So, together with Rabbi Mendel Lipskar, the Rebbe’s chief emissary to South Africa, I went to see the owner about buying his property. This was during the 1970s—the economy and property values were going through a dip—and we arrived at a deal with him. A lot of money was involved, but it was a very good price, owing to the fact that the market was low at the time.

After we bought that property, we turned part of it into a very nice school. We did a little bit of new building, and it became a great hub of Jewish activity.

Now, in the late 1970s, the Lubavitch Foundation was given permission by the South African Reserve Bank to borrow quite a large sum of money overseas at low interest, which we could then reinvest in South Africa in approved, high-interest-rate blue-chip organizations. We had done well with this. We were actually flush, and we were able to help other institutions and other Chabad places and so on.

But as we moved into the 1980s, with the world standing up against South Africa’s apartheid policies, the financial situation suddenly became very dicey. There came a time when almost overnight nobody would accept South African paper, guarantees, gornisht. And as a result, the rand, South Africa’s currency, didn’t just fall—it plummeted.

But once the rand crashed, we were left owing a fortune, because our debt overseas virtually tripled. We ended up owing something like 160 million rand, and we were being threatened by the government with losing our property.

Now, the Rebbe was fully aware of what was happening, and he advised us to remind the government that they had given us permission to do this, as they had given permission to others as well. A lot of businesses and even government bodies had also invested overseas, and now they were also hit by the crash of the rand. The Rebbe told us to point out that the same thing that happened to us was happening to them.

But we had one major disadvantage—we couldn’t trade out of it, which businesses could do. So we were hanging in there, while trying all kinds of things to climb out of debt. We went overseas to raise the funds, and we had some success, but not enough to make a real difference.

All the while, we kept the Rebbe very much abreast of what was happening with the situation… and we kept asking him for a berachah that the rand should go back up. He did not give it, but said, “Listen, stop telling G‑d how He should help you. Just ask that things should get better. It’s not for you to tell G‑d how to do it.”

Then, one night in November, Rabbi Lipskar and I were visiting a congregant of mine who needed some spiritual advice, when the phone rang. It was Rabbi Leibel Groner, the Rebbe’s secretary, with a message for me from the Rebbe.

Now, this was doubly strange, because I hadn’t asked the Rebbe anything new at this point. Out of the blue, the Rebbe suddenly took the initiative. “Karov l’vadai she’bekarov yaaleh shaar harand”—“It’s a virtual certainty that the value of the rand will soon go up.” That was it.

Now, I understood that if the Rebbe had Rabbi Groner track me down that late at night to tell me this, there had to be something he expected me to do about it.
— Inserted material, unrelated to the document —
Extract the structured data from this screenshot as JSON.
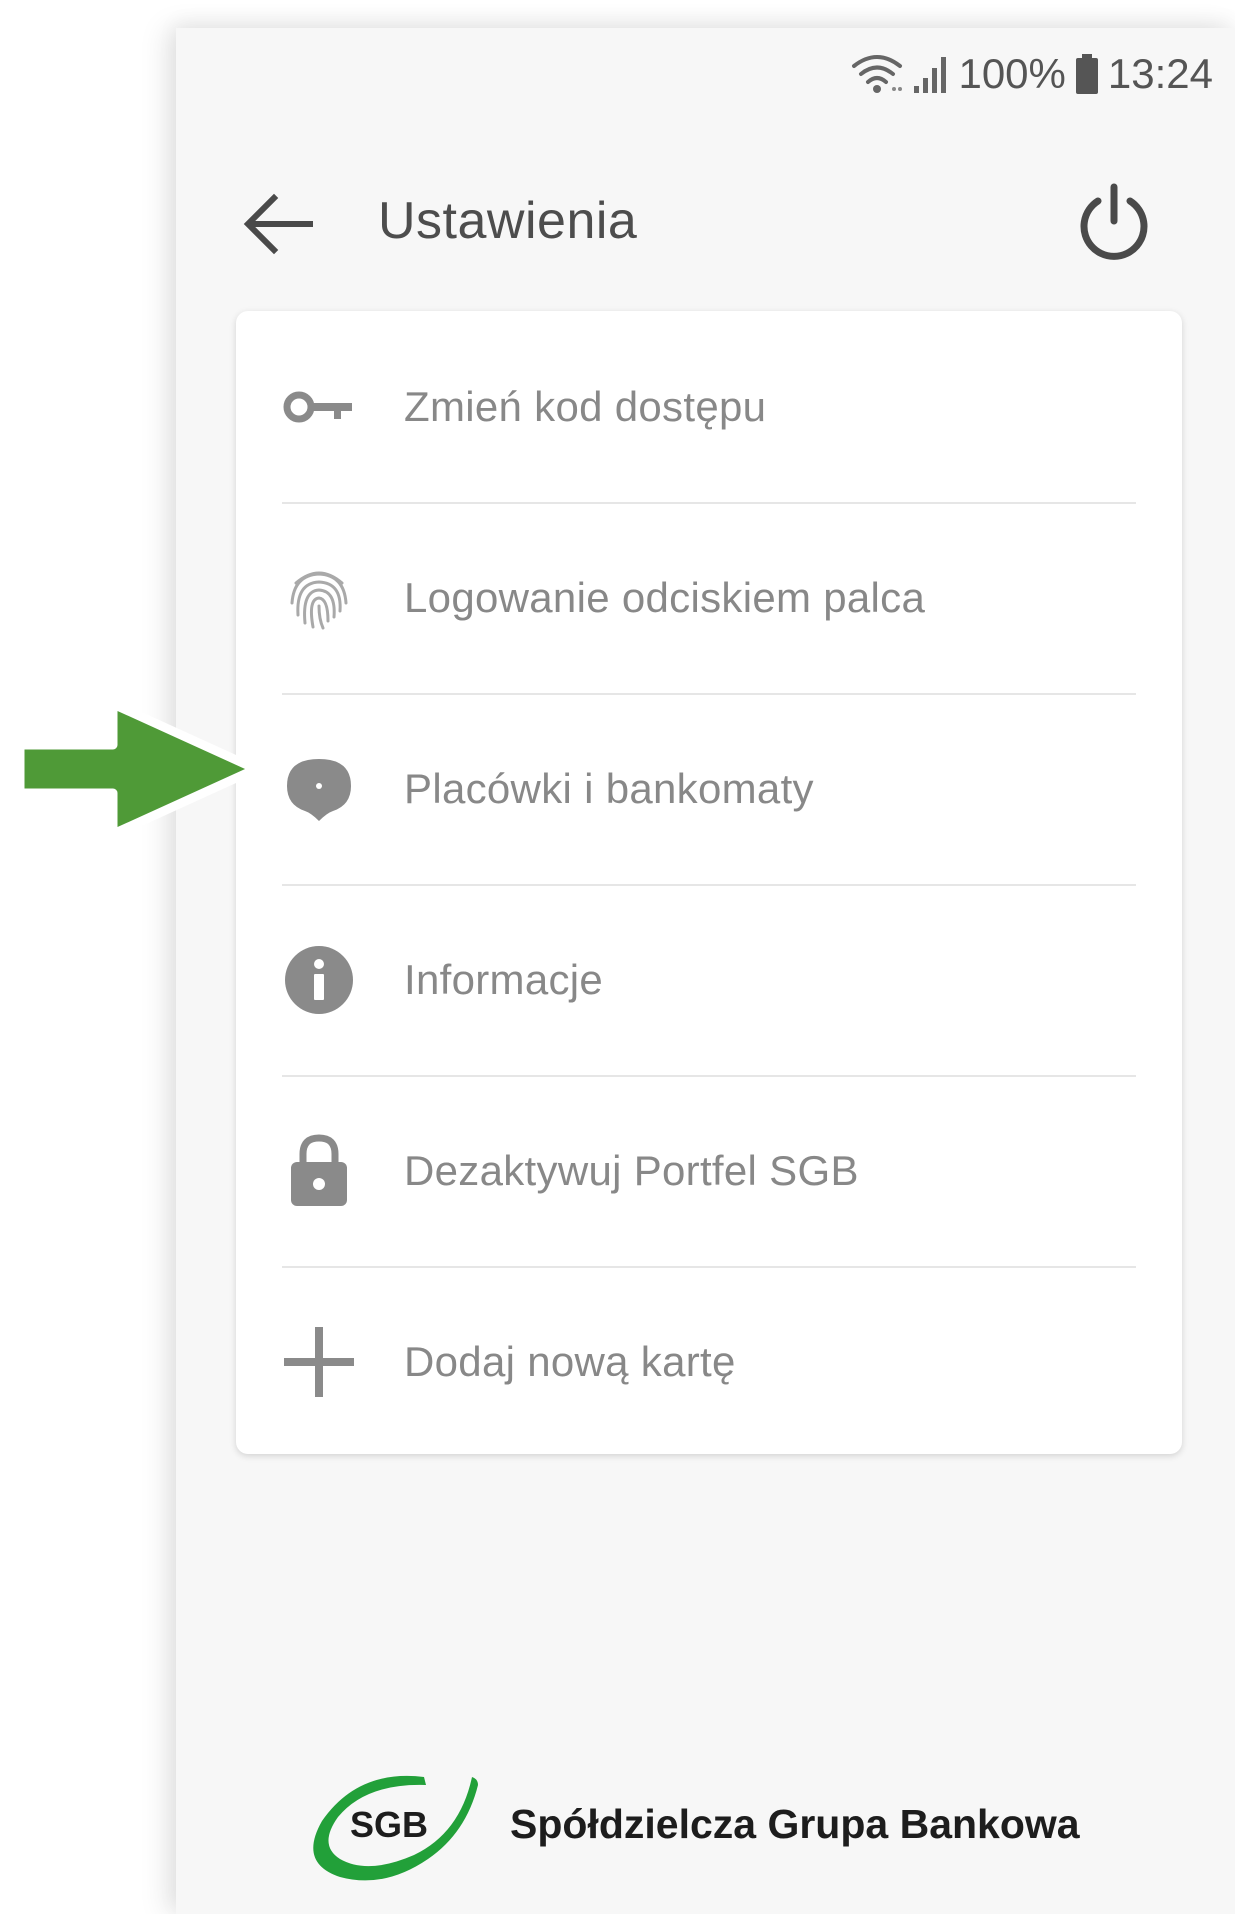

So, we immediately went to see the chap in the Reserve Bank who at that time was in charge of Foreign Exchange, and whom we knew well, and we asked to buy forward cover, which locks the price of the rand. We said to him, “Listen, when we took out this big loan—which you allowed us to do—you didn’t let us take forward cover. So you’ve seen how much we’ve lost, for no reason at all, because the economy crashed. Let us buy forward cover now.”

He knew us well, and he said, “But gentlemen, why waste your money? What’s the point of it?” And he pulled out his charts to show us how low the rand was, which we knew all too well, and then he said, “How much further can the rand fall? What are you worried about?”

To which we said, “Actually, we have a feeling that the rand is going to go up. Humor us, please. Give us permission to cover forward.” So he said “Okay, if you want to.”

We immediately contacted the banks and told them to cover forward. They didn’t ask questions. They covered forward, and two months later, at the beginning of January, the rand shot way up!

After the rand went up, we made substantial repayments at the lower value which we had locked in two months earlier. That played the key to our survival—that the Rebbe could say with virtual certainty that shortly the rand would go up. And it did.